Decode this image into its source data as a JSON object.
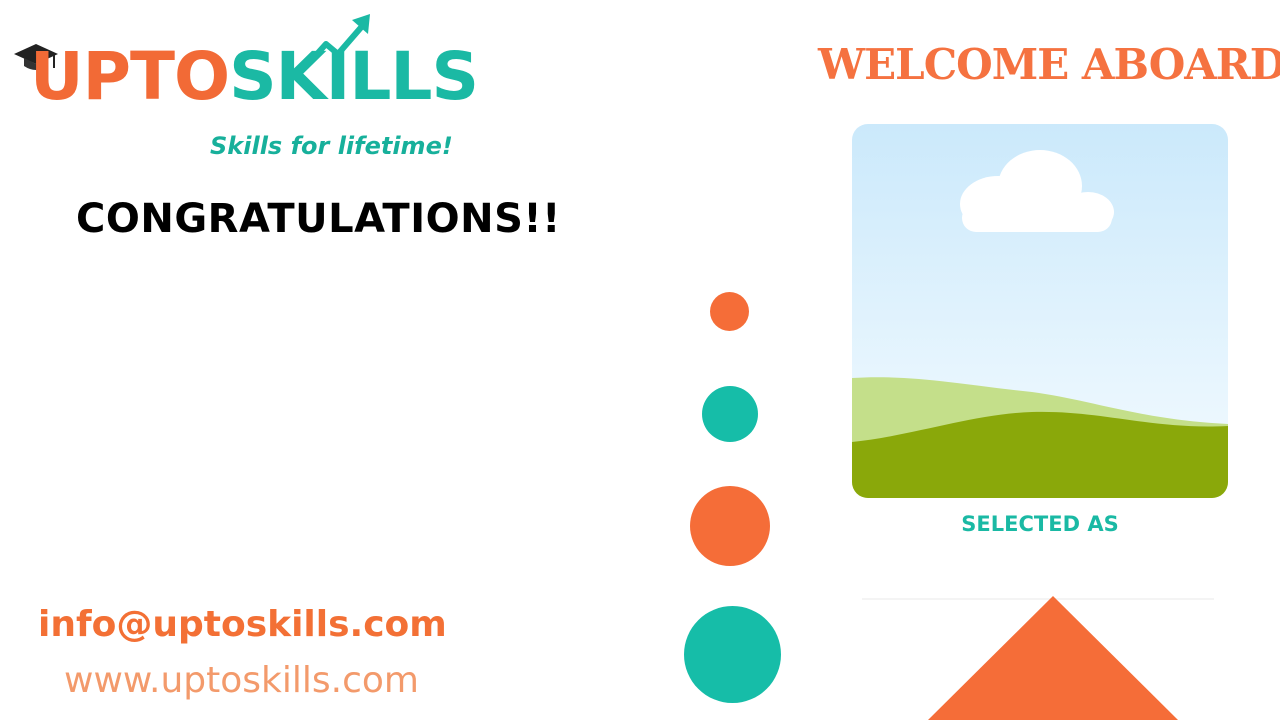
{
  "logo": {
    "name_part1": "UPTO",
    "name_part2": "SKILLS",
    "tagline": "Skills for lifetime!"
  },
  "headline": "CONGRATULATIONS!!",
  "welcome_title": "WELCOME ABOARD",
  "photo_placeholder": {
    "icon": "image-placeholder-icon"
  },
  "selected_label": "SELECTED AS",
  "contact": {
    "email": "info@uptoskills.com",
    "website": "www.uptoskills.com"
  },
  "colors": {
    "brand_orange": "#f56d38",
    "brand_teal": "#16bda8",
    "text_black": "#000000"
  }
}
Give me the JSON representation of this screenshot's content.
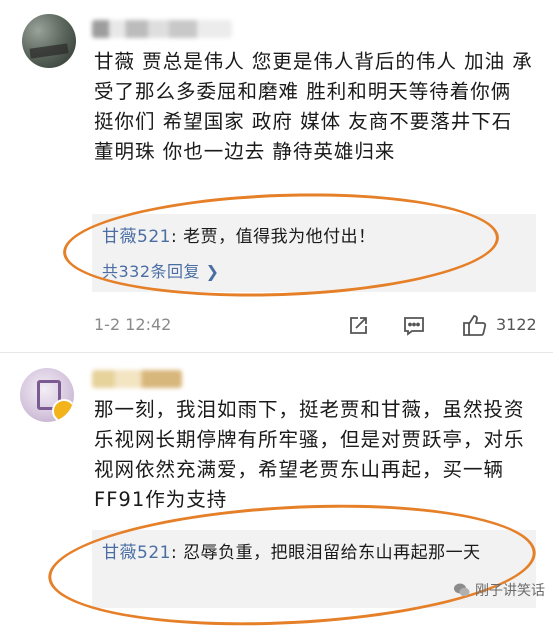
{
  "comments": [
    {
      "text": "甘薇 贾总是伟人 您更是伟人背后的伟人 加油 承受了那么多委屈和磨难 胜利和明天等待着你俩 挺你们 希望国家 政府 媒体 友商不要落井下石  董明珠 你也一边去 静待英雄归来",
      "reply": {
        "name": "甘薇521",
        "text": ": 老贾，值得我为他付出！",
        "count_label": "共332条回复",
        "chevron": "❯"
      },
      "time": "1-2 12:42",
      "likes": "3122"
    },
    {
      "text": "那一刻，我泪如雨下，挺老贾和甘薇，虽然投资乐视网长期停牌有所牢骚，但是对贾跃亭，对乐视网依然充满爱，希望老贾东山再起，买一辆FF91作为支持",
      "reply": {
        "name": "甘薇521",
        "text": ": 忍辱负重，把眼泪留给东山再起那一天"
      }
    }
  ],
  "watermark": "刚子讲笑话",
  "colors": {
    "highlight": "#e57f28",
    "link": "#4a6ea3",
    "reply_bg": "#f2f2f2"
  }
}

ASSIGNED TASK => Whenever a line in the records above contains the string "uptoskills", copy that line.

EXERCISE OUTPUT =>
    "email": "info@uptoskills.com",
    "website": "www.uptoskills.com"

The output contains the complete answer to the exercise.